Peter "Pete" Morelli (born c. 1952) is the principal of Saint Mary's High School in Stockton, California and better known as an American football official in the National Football League (NFL) since the 1997 NFL season.
As an official in the NFL, Morelli is known for working Super Bowl XXXVI in 2002 as a field judge and later as a referee for two controversial games - the 2005-06 NFL playoffs between the Indianapolis Colts and Pittsburgh Steelers, and a 2007 regular season game between the Baltimore Ravens and Cleveland Browns. Beginning his ninth year as referee for the 2011 NFL season, Morelli's officiating crew consists of umpire Ruben Fowler, head linesman Mark Baltz, line judge John Hussey, field judge Jon Lucivansky, side judge Don Carlsen and back judge Rob Vernatchi. Image: http://cache1.asset-cache.net/gc/93615749-referee-pete-morelli-signals-a-score-as-the-gettyimages.jpg?v=1&c=IWSAsset&k=2&d=X7WJLa88Cweo9HktRLaNXvbkvV8HIkllwndwIfKrTw%2FGDLl75yt3GGQtHv%2BBejx7B0jRIpDoAlu3QaS8c1d9zw%3D%3D
Morelli was the referee of the NFC Championship Game between the Minnesota Vikings and New Orleans Saints at the Louisiana Superdome in New Orleans on January 24, 2010. One questionable call was the Saints' Bobby McCray's low blindside hit on Vikings quarterback Brett Favre; it appeared to have violated the "Tom Brady Rule" in which defenders can't hit quarterbacks below the knees, but no penalty was called (which would have negated an New Orleans interception). Mike Pereira, the NFL's Supervisor of Officials, would later discuss the play on his weekly "Official Review" segment on NFL Network's NFL Total Access, and admit that it was in fact a missed call and a penalty flag should have been thrown.
There were also two calls during the overtime period of that game that were reviewed under replay: A fourth down run by Pierre Thomas, who appeared to lose control of the ball when his forward progress was stopped at the first down line; and a completed catch by Robert Meachem, in which he appeared to lose control of the ball as he and the ball hit the ground. In both cases, the original call on the field stood due to a lack of indisputable visual evidence to overturn them. STATS

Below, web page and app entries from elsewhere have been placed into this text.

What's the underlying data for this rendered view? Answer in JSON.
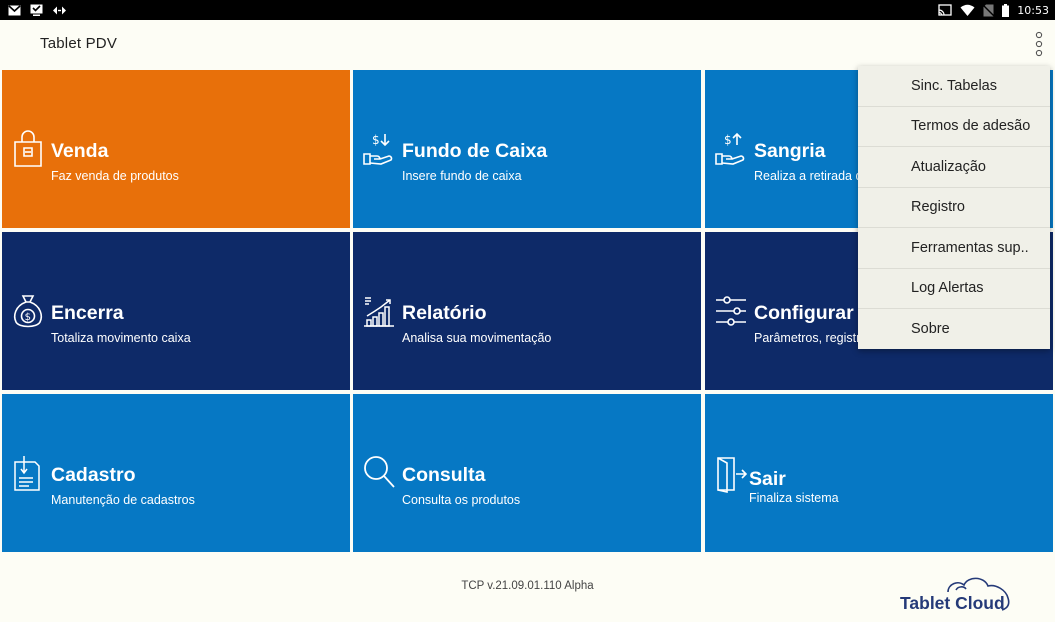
{
  "status_bar": {
    "left_icons": [
      "gmail-icon",
      "download-done-icon",
      "developer-mode-icon"
    ],
    "right_icons": [
      "cast-icon",
      "wifi-icon",
      "no-sim-icon",
      "battery-icon"
    ],
    "time": "10:53"
  },
  "app_bar": {
    "title": "Tablet PDV",
    "overflow_icon": "more-vertical-icon"
  },
  "tiles": [
    {
      "title": "Venda",
      "subtitle": "Faz venda de produtos",
      "color": "#e8700a",
      "icon": "shopping-bag-icon"
    },
    {
      "title": "Fundo de Caixa",
      "subtitle": "Insere fundo de caixa",
      "color": "#0678c4",
      "icon": "hand-money-in-icon"
    },
    {
      "title": "Sangria",
      "subtitle": "Realiza a retirada d",
      "color": "#0678c4",
      "icon": "hand-money-out-icon"
    },
    {
      "title": "Encerra",
      "subtitle": "Totaliza movimento caixa",
      "color": "#0e2a68",
      "icon": "money-bag-icon"
    },
    {
      "title": "Relatório",
      "subtitle": "Analisa sua movimentação",
      "color": "#0e2a68",
      "icon": "bar-chart-icon"
    },
    {
      "title": "Configurar",
      "subtitle": "Parâmetros, registr",
      "color": "#0e2a68",
      "icon": "sliders-icon"
    },
    {
      "title": "Cadastro",
      "subtitle": "Manutenção de cadastros",
      "color": "#0678c4",
      "icon": "document-icon"
    },
    {
      "title": "Consulta",
      "subtitle": "Consulta os produtos",
      "color": "#0678c4",
      "icon": "search-icon"
    },
    {
      "title": "Sair",
      "subtitle": "Finaliza sistema",
      "color": "#0678c4",
      "icon": "exit-door-icon"
    }
  ],
  "menu": {
    "items": [
      "Sinc. Tabelas",
      "Termos de adesão",
      "Atualização",
      "Registro",
      "Ferramentas sup..",
      "Log Alertas",
      "Sobre"
    ]
  },
  "footer": {
    "version": "TCP v.21.09.01.110 Alpha",
    "logo_text": "Tablet Cloud"
  }
}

-seems to be one of the more "lettem play" refs Study of his crew for a whole season
If I was a coach preparing for this crew, I would expect an even game called on the offensive line, I wouldn't expect to be able to get a cheap pass interference call on a deep ball, I would expect some type of replay screwup, and I would be wary of having a penalty called on my team at a critical fourth quarter moment
This post was edited on 11/15 at 10:28 am